The laser was proposed as a variation of the maser principle in the late 1950s, and the first laser was demonstrated in 1960. Since that time, laser manufacture has become a multi-billion dollar industry, and the laser has found applications in many fields including science, defense/aerospace, medicine, and consumer electronics.
Scientists have for the first time created laser light using living biological material: a single human cell and some jellyfish protein. Scientists have for the first time created laser light using living biological material -a single human cell and some jellyfish protein. Seok- Hyun Yun, an optical physicist at Harvard Medical School and Massachusetts General Hospital in Boston created the living laser with his colleague Malte Gather. This was the first time that biological materials were used to build a laser and generate light from something living.
Building a laser requires two things: a lasing material that amplifies light from an external source (a ‘gain medium’) and an arrangement of mirrors (an ‘optical cavity’), which concentrates and aligns the light waves into a tight beam. Until now, the gain medium has only been made from non-biological substances such as doped crystals, semiconductors or gases, but in this case the researchers used enhanced green fluorescent protein (GFP) – the substance that makes jellyfish bioluminescent, which is used extensively in cell biology to label cells.
The team engineered human embryonic kidney cells to produce GFP, and then placed a single cell between two mirrors to make an optical cavity just 20 micrometers across. When they fed the cell pulses of blue light, it emitted a directional laser beam visible with the naked eye – and the cell was not harmed. The width of the laser beam is tiny and fairly weak in its brightness compared to traditional lasers, but an order of magnitude brighter than natural jellyfish fluorescence, with a beautiful green colour.
Back in 2008, scientists Martin Chalfie, Roger Tsien, and Osamu Shimomura received the Nobel Prize in chemistry for their roles in bringing Green Fluorescent Protein (also known as GFP, the protein responsible for luminosity in the jellyfish A. Victoria) and its diverse applications to the front lines of scientific research.
The team suggested that biologists could turn cells of interest into lasers to study them. The light produced has a unique emission spectrum related to both the structure of the cell and the proteins inside it. The researchers also suggest possible medical applications. Doctors today shine lasers into the body to gather images or to treat disease by attacking cells. The researchers think that lasers could instead be generated or amplified inside the body, where they could penetrate the relevant tissues more deeply.
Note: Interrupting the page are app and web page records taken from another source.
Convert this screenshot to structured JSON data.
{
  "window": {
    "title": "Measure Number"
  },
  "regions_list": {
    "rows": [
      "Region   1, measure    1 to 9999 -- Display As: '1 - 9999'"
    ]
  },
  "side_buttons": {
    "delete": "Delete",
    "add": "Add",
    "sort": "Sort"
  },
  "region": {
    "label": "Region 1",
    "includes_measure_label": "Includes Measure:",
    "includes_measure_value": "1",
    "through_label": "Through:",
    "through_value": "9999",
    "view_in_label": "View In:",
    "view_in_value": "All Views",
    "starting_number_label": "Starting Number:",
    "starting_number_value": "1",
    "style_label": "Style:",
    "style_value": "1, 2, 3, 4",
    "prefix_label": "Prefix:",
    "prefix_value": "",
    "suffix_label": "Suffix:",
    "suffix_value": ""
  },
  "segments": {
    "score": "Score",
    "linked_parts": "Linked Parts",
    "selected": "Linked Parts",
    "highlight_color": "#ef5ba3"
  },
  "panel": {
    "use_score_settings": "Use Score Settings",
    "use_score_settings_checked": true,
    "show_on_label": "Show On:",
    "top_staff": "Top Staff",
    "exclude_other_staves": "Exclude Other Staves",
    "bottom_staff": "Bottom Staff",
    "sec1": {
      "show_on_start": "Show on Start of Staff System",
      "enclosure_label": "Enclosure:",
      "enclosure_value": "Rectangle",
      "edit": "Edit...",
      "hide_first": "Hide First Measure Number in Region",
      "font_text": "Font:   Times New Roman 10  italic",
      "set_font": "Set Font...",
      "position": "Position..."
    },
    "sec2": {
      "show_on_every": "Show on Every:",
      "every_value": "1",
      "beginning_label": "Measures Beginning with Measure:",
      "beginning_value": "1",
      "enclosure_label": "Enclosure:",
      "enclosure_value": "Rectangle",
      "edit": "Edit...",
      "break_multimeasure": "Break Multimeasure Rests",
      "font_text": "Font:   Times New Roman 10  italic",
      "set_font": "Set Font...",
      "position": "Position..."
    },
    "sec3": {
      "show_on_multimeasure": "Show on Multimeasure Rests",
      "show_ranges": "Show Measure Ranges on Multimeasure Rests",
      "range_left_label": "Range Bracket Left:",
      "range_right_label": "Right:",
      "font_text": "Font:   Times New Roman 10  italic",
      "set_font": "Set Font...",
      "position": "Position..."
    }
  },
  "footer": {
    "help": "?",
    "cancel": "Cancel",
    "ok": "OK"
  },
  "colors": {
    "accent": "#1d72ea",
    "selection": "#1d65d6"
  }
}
But more work is needed first – including developing the laser so that it works inside an actual living organism. To achieve this, researcher envisages integrating a nano-scale optical cavity into the laser cell itself. Technologies to make such cavities are emerging and once they are available they could be used to create a cell that could self laser from inside tissue. External light is needed to stimulate the laser action, which would be difficult in the body, potentially limiting the technique to thin-tissue systems or cells in culture or suspension.
Use of technology
i. Biologists could turn cells of interest into lasers to study them.
ii. The light produced has a unique emission spectrum related to both the structure of the cell and the proteins inside it.
iii. By analysing the pattern one can get some idea of what is happening inside the cell.
iv. Doctors shine lasers into the body to gather images or to treat disease by attacking cells. Lasers could instead be generated or amplified inside the body, where they could penetrate the relevant tissues more deeply.